This is a messy, grey area because not everyone fully and accurately understands the laws and financial implications of splitting up these accounts. Early on, it is best to retain the services of a proven divorce attorney who has experience successfully working with this type of martial asset division. Otherwise, your divorce proceedings can turn hostile (and often unfair) very quickly.
When it comes to what property is subject to division in Georgia, businesses are certainly complex pieces of the puzzle. And thus, one of the hardest aspects of divorce is how to divide a business equitably.
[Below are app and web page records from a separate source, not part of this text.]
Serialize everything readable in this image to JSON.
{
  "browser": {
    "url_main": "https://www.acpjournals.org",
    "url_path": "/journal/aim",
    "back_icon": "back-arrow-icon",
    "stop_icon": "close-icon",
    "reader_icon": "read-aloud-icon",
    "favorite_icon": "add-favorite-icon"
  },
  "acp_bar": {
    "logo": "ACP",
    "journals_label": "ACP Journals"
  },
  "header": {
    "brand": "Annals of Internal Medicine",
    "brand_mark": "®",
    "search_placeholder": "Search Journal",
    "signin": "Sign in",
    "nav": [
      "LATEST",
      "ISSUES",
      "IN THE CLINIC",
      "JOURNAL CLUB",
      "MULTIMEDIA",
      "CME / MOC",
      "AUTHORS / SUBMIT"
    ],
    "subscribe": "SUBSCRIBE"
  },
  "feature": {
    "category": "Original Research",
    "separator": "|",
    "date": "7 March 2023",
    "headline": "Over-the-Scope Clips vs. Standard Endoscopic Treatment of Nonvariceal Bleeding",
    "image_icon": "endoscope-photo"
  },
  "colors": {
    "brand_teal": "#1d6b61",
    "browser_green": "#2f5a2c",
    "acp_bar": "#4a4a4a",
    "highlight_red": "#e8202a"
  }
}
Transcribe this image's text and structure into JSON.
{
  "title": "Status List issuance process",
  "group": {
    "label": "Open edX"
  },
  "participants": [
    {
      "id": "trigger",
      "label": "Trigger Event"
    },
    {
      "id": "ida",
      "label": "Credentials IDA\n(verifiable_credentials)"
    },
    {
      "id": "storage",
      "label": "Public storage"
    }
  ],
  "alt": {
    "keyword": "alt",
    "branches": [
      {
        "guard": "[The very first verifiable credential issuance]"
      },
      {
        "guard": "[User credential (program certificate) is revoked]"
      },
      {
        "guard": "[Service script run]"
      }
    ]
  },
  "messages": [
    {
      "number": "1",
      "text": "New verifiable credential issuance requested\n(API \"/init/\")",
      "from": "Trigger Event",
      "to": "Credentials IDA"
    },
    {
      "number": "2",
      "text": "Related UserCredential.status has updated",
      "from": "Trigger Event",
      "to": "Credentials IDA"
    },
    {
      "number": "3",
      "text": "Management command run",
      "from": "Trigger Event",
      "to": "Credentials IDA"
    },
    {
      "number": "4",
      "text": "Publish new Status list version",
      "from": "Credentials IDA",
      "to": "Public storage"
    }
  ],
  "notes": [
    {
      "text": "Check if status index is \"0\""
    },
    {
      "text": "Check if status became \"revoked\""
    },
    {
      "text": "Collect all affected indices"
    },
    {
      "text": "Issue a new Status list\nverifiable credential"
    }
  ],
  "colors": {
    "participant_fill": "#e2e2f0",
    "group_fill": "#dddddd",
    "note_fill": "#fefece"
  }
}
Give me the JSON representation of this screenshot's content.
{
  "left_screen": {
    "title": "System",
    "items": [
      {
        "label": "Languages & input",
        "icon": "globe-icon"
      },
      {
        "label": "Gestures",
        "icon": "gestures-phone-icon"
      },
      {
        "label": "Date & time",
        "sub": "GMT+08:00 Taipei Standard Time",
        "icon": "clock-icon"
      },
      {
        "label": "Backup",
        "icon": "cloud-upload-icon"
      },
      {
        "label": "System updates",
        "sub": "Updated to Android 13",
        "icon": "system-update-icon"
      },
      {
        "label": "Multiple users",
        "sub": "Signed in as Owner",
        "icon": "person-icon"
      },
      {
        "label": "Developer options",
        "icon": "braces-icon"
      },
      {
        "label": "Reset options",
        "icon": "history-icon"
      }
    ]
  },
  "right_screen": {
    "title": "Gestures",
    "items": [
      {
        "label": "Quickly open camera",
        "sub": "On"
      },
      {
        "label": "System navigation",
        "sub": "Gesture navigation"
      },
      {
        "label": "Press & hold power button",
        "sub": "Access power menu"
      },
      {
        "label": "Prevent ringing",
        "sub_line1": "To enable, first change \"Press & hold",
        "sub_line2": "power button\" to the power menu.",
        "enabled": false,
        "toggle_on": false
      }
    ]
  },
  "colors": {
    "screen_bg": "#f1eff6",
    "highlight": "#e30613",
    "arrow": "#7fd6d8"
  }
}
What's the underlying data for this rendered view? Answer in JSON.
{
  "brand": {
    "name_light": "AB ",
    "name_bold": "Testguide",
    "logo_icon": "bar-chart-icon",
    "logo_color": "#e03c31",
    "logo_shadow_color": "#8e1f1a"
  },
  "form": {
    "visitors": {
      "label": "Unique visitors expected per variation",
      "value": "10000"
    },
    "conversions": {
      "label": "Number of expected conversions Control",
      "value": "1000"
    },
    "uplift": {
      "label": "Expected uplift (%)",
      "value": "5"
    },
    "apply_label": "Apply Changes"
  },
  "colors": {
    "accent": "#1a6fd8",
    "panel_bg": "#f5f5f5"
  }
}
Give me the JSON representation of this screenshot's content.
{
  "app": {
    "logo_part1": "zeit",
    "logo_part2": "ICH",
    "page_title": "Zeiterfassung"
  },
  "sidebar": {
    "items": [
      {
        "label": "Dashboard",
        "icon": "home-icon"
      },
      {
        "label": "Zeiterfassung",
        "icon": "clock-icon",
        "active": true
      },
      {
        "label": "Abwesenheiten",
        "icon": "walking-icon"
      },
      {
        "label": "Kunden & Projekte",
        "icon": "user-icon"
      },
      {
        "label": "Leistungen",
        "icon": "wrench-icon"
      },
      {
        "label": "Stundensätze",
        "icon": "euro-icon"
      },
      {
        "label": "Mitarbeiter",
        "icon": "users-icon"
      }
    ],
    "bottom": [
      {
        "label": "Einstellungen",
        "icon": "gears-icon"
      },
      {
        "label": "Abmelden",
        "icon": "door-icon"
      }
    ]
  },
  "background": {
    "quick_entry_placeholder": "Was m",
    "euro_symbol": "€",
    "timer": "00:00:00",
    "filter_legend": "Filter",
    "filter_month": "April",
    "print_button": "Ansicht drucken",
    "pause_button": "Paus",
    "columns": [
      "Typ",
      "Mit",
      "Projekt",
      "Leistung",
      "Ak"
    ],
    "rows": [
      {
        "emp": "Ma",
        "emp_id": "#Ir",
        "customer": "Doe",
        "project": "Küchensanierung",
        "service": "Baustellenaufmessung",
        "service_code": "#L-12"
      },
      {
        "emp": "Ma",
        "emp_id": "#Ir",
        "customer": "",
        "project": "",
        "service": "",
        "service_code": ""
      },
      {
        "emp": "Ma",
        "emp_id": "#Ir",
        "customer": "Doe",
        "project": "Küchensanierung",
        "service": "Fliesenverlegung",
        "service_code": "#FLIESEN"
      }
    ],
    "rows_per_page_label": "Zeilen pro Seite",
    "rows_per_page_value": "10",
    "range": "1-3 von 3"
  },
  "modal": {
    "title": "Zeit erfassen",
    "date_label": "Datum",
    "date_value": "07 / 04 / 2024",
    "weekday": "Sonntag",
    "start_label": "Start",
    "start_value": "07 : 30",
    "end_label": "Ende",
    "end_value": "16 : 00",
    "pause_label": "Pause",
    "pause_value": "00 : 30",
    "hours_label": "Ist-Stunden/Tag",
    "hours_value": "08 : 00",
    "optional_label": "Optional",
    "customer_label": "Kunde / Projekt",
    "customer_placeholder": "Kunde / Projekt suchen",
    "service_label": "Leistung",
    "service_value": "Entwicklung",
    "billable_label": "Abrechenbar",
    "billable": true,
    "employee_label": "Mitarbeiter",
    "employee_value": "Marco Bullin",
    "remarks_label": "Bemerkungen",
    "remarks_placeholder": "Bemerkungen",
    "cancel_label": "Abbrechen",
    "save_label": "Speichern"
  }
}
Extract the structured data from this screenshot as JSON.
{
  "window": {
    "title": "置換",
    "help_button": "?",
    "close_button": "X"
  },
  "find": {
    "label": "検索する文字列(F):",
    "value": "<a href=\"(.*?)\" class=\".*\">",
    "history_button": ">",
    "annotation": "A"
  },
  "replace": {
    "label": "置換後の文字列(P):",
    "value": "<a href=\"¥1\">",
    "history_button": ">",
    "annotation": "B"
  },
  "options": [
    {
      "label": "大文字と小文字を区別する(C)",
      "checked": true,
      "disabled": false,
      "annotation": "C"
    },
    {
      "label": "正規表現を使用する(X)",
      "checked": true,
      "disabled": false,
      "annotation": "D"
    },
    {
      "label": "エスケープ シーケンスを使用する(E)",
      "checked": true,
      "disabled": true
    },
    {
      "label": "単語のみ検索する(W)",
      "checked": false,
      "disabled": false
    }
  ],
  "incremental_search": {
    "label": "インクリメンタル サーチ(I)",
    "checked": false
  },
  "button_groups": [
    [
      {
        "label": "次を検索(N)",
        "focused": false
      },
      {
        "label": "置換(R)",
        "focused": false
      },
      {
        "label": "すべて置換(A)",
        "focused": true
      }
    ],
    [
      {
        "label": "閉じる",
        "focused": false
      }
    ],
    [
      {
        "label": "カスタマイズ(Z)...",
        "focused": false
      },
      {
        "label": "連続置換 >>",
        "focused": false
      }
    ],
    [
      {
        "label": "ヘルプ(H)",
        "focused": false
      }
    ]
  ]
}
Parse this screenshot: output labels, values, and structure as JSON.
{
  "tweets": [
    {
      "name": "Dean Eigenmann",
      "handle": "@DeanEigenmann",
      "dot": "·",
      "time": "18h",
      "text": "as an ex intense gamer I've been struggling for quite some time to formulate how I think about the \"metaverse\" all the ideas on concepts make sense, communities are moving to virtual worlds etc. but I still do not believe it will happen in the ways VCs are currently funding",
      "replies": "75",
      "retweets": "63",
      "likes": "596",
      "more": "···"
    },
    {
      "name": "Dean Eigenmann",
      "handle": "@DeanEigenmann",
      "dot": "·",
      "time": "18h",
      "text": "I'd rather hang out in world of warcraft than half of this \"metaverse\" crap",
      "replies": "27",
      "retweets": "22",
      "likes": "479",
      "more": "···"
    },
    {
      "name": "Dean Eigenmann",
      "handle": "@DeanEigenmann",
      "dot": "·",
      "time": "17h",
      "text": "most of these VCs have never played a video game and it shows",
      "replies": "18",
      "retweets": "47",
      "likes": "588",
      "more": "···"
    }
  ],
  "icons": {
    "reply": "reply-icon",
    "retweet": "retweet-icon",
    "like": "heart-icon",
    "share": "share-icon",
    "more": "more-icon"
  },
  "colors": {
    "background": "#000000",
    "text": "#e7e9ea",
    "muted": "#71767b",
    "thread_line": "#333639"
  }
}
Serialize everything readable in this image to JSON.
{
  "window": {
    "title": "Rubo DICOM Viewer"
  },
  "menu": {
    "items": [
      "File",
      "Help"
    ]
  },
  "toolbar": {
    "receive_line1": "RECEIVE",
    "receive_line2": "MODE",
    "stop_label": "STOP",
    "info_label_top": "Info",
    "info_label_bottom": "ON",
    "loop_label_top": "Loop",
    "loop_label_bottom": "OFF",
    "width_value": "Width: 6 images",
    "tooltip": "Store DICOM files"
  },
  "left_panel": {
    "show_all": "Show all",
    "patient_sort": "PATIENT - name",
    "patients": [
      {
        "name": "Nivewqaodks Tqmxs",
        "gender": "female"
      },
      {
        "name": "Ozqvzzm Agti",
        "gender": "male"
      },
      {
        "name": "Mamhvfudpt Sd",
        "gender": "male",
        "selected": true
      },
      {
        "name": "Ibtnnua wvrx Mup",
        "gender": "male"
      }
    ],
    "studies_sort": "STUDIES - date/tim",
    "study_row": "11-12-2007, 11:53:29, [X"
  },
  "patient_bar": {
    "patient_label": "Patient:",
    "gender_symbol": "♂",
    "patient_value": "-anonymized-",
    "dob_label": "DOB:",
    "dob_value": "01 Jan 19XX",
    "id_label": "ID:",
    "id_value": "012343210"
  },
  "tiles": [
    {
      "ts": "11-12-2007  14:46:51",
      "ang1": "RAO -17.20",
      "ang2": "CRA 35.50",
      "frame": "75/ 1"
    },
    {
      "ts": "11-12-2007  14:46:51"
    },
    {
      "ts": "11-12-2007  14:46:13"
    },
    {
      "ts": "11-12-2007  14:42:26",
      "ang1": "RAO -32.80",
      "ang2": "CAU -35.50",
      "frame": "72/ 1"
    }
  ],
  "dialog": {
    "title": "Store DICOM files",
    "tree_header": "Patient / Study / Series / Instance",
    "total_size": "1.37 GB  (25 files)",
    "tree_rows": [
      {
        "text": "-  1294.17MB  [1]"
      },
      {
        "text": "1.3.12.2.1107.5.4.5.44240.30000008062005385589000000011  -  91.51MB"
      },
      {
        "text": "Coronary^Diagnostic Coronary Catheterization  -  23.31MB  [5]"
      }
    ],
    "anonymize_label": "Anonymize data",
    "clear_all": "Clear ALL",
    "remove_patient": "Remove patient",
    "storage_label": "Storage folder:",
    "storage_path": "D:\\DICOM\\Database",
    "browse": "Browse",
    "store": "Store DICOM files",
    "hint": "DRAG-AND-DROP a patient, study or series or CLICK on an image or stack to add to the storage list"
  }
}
This is because businesses are usually a significant asset on the marital balance sheet and the culmination of a lifetime of hard work, particularly if the business is something that has been in a family for years (or even generations). The valuation of the business is significant and will likely require collaboration between your divorce attorney and forensic CPA. Once a value for the business has been obtained, it’s important to note that are a few different scenarios that can take place, including:
- The business may be awarded to the spouse who has the greater involvement, and the other spouse will be compensated for their ownership in return.
- Sometimes, the court can order the business to be sold, and the proceeds are equitably divided.
- Very rarely, the business will continue to be owned and jointly operated by the ex-spouses.
Retain Legal Counsel As Soon As Possible
While the division of marital property can be tricky, it doesn’t have to morph into the nightmare that you often hear about. Luckily, you don’t have to fight this battle alone. Every family is unique, and at Buckhead Family Law, our experienced legal team can help you build a strong martial asset division case that works best for you and your family. The lawyers at Buckhead Family Law are here to assist you and help this be a positive turning point for your family. Schedule a consultation by calling at 404-600-1403.